Jan De Cock, ‘Denkmal 11, Museum of Modern Art, 11 West 53 Street,  New York, 2007.  Module CCCXXII, CCCXXIII  [Diptych 9] Darwin D. Martin House, Frank Lloyd Wright, Buffalo, 1904-05, New York State’, 2007, Galerie Fons Welters

Photo: Gert Jan van Rooij

About Jan De Cock

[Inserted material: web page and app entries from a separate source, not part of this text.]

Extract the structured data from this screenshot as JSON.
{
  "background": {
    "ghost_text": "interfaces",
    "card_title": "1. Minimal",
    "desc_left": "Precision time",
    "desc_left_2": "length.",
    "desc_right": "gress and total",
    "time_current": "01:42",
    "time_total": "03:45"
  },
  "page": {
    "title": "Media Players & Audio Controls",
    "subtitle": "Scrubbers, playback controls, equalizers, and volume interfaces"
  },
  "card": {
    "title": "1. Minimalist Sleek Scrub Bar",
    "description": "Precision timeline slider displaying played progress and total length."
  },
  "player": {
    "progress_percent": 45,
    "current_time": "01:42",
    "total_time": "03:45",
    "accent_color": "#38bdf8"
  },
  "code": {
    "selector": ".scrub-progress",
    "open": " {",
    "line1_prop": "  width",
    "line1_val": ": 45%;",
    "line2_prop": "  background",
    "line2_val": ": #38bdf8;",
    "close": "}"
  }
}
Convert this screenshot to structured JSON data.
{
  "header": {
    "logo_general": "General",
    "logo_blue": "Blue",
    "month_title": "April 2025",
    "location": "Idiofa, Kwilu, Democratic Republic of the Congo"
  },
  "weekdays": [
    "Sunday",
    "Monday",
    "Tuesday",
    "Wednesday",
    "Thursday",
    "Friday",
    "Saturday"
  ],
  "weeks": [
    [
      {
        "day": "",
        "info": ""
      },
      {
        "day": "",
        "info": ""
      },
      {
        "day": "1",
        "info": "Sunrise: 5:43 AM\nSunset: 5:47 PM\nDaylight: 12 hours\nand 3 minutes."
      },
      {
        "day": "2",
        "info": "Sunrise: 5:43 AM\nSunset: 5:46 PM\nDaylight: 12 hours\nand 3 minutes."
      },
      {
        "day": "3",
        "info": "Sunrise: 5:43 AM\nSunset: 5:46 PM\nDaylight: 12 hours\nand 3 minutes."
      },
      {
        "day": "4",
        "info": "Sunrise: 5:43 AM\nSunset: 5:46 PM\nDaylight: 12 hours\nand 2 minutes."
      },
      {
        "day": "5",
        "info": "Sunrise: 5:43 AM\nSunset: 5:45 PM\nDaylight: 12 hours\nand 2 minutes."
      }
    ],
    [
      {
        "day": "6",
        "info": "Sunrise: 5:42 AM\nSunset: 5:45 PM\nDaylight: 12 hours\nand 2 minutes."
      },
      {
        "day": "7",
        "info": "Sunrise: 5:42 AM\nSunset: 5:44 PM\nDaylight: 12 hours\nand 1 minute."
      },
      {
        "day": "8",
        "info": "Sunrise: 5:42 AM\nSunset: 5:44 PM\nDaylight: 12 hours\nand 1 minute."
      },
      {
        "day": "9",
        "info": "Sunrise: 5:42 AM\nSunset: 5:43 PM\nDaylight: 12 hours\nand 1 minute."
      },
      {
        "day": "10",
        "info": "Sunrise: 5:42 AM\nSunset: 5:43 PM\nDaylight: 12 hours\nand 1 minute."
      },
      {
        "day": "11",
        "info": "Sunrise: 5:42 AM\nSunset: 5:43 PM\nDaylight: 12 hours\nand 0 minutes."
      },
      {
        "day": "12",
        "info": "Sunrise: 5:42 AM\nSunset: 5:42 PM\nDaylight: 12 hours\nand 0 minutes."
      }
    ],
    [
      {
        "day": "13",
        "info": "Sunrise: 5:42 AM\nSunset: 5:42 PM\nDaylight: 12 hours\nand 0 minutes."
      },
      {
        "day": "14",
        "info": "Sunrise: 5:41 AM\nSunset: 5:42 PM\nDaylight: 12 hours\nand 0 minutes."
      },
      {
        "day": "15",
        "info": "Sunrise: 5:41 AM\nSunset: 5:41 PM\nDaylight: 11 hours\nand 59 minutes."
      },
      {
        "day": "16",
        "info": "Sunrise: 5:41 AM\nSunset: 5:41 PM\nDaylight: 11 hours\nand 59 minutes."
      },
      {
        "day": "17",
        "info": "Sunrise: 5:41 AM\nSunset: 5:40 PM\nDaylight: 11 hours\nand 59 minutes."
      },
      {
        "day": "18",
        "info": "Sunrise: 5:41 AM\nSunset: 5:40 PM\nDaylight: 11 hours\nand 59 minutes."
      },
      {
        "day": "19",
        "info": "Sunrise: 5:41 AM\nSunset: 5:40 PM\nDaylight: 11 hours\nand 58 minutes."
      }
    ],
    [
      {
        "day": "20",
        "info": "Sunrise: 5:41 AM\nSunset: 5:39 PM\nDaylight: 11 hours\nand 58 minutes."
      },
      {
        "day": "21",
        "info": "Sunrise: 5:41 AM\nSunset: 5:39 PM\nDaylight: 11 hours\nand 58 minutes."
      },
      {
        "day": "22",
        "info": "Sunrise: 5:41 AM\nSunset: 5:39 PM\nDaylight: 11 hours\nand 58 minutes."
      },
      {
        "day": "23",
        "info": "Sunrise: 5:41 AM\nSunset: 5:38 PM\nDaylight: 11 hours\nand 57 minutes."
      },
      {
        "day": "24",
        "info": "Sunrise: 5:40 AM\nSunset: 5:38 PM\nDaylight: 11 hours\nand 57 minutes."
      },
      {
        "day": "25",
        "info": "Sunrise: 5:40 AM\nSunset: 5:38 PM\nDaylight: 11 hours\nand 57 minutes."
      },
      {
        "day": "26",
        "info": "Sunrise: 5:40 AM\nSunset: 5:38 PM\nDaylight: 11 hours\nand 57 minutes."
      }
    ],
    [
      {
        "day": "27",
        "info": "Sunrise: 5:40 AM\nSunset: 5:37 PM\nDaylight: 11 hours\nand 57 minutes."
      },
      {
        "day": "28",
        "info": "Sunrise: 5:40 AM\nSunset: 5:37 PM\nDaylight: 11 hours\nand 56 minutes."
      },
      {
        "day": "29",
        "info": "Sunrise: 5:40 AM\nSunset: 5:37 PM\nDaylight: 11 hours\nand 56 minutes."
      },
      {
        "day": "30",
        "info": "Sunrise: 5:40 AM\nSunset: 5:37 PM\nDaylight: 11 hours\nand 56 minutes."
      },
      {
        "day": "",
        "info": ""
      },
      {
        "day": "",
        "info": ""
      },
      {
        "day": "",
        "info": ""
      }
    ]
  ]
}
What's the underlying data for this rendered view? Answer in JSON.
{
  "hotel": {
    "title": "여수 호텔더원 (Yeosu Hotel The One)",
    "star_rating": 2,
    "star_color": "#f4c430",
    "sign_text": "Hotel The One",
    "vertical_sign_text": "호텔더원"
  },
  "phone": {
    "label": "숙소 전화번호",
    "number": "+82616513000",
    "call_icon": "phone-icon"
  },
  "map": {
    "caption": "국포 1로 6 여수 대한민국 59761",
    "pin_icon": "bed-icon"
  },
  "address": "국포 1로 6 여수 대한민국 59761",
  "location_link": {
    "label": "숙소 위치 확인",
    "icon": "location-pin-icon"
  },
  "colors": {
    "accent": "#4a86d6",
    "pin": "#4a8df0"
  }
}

Jan De Cock borrows a film vocabulary in discussing his photography and installation works—particularly durée (passage of time) and mise-en-scène (staging for a camera), for describing the way his pieces frame and tell stories. De Cock commonly photographs landscapes and architecture, then displays the images as single frames of a larger sequence in conjunction with archival images, furniture, or architectural constructions made of plywood. As part of his interest in constructing historical narratives, he publishes artist’s books as indexes for his projects. De Cock’s compositions have a stripped-down quality that variously references Piet Mondrian’s paintings and Umberto Boccioni’s Futurist sculptures. “To me, Modernism is the most important period in art history,” he once said. “Dare I say that Post-Modernism did not exist?”

Belgian, b. 1976, Brussels, Belgium, based in Brussels, Belgium